So, if you’ve seen “Romeo Must Die”, a 2000 kung-fu action/gang warfare Jet Li vehicle, you’ll know what I’m going to say. And no, this isn’t really a takeoff on “Romeo and Juliet”. Beyond the name and some vague semblances of a romance between Li and Aaliyah as key family members of warring gangs, this is just a bland action movie; but a cool bland action movie, I will say. It’s also Valentine’s Day, and any movie with “Romeo” in the name is going to be at least a little bit fitting.
Jet Li is this movie’s greatest strength. Every second he’s on screen, your first thought is, “Man, I hope this guy does something cool next,” and the man delivers. He beats up some Chinese prison guards, smokes Anthony Anderson in three different situations and kicks a man on the top of the head so hard his whole spine shatters all the way down in a phenomenal x-ray shot of the “Mortal Kombat” style kill.
This being Aaliyah’s feature debut and the only one released in her lifetime makes you wonder what could have been.

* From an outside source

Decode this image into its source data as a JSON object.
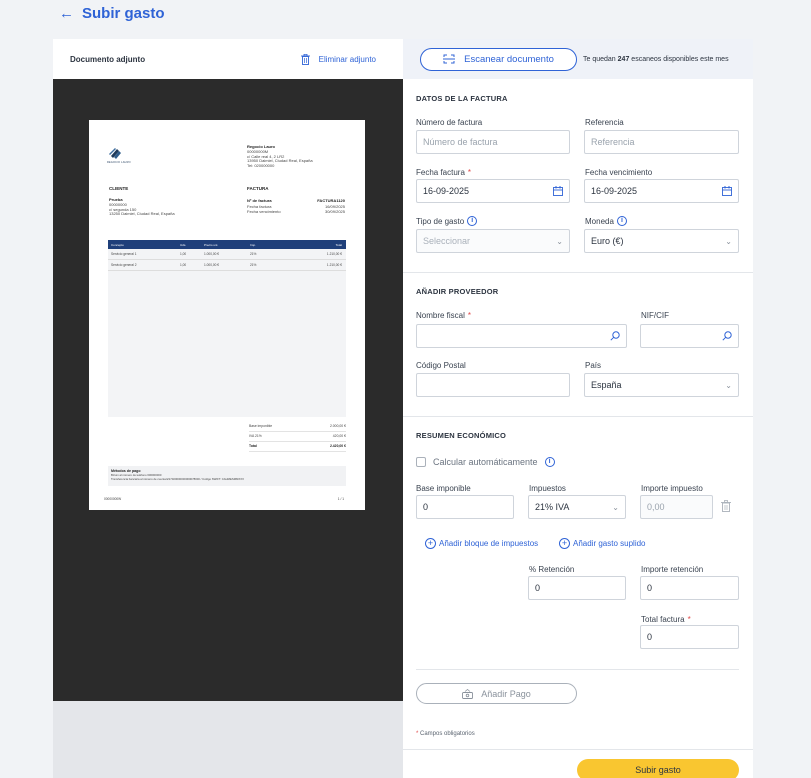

She does exactly what the movie requires of her as the female lead of an action film in 2000, but there’s something that tells you she could’ve been a phenomenal leading lady in the years following.
The plot? Oh, right. Bad. Something about a contrived gang war between Black and Chinese mob factions and a land deal to build a stadium for an expansion team in Oakland, a team that, in 2000, still had the Raiders. Some twists and x-ray kung fu hits later, and the leading pair walk away together over the credits.
When “Romeo Must Die” was rough, it was capital-R Rough. But when it was good? I was hootin’ and hollerin’ and losin’ my mind. Just don’t go in expecting to have a nice romantic movie night with a loved one.
I have something to own up to before I close this article. At the start, I said there were nine movies on this list. If you’ve been keeping track, there are only eight movies on this list. That, dearest mathematically inclined reader, is because I could not find a copy of the film “R#J” if my life depended on it. All I know about the movie is that it’s a modern take on “Romeo and Juliet” told almost entirely through social media interactions and videos captured on phones, starring a cast of exclusively actors of color. Sounds really cool? Well, it was only shown to the public twice: Sundance Film Festival and SXSW, both in 2021. Not a single copy of “R#J” exists anywhere online, at least not to my knowledge. If you can find it someday, I highly encourage you to watch it and call 555-555-5SAM to tell me what you think.
So, what have we learned? Most movie adaptations of “Romeo and Juliet” aren’t exactly cinematic masterpieces, for one. Both versions of “West Side Story” still reign supreme as the high-water mark, with Baz Luhrman crafting a movie that ignites every sense at once. Everything beyond those that are covered in this article is hit-and-miss and it’s tough to nail down a good recommendation. If it’s of any use to you in this ranking-obsessed world in which we live, you can find my personal ranking list here.
“Romeo and Juliet” is a literary work of subtlety, tragedy and dense metaphor after metaphor to describe teenage feelings of love. It stood the test of time for over 400 years to be seen today as a masterwork and one of the best-known works by William Shakespeare, a man I’m confident in saying is the most well-known playwright in history. Most of these movies, however, have not.
Watch these movies with a loved one and have a wonderful Valentine’s Day!
Featured Image from Magdalena Szymaniec and licensed under the Creative Commons Attribution-Share Alike 2.0 Generic license.
Written by: Amaya Lewis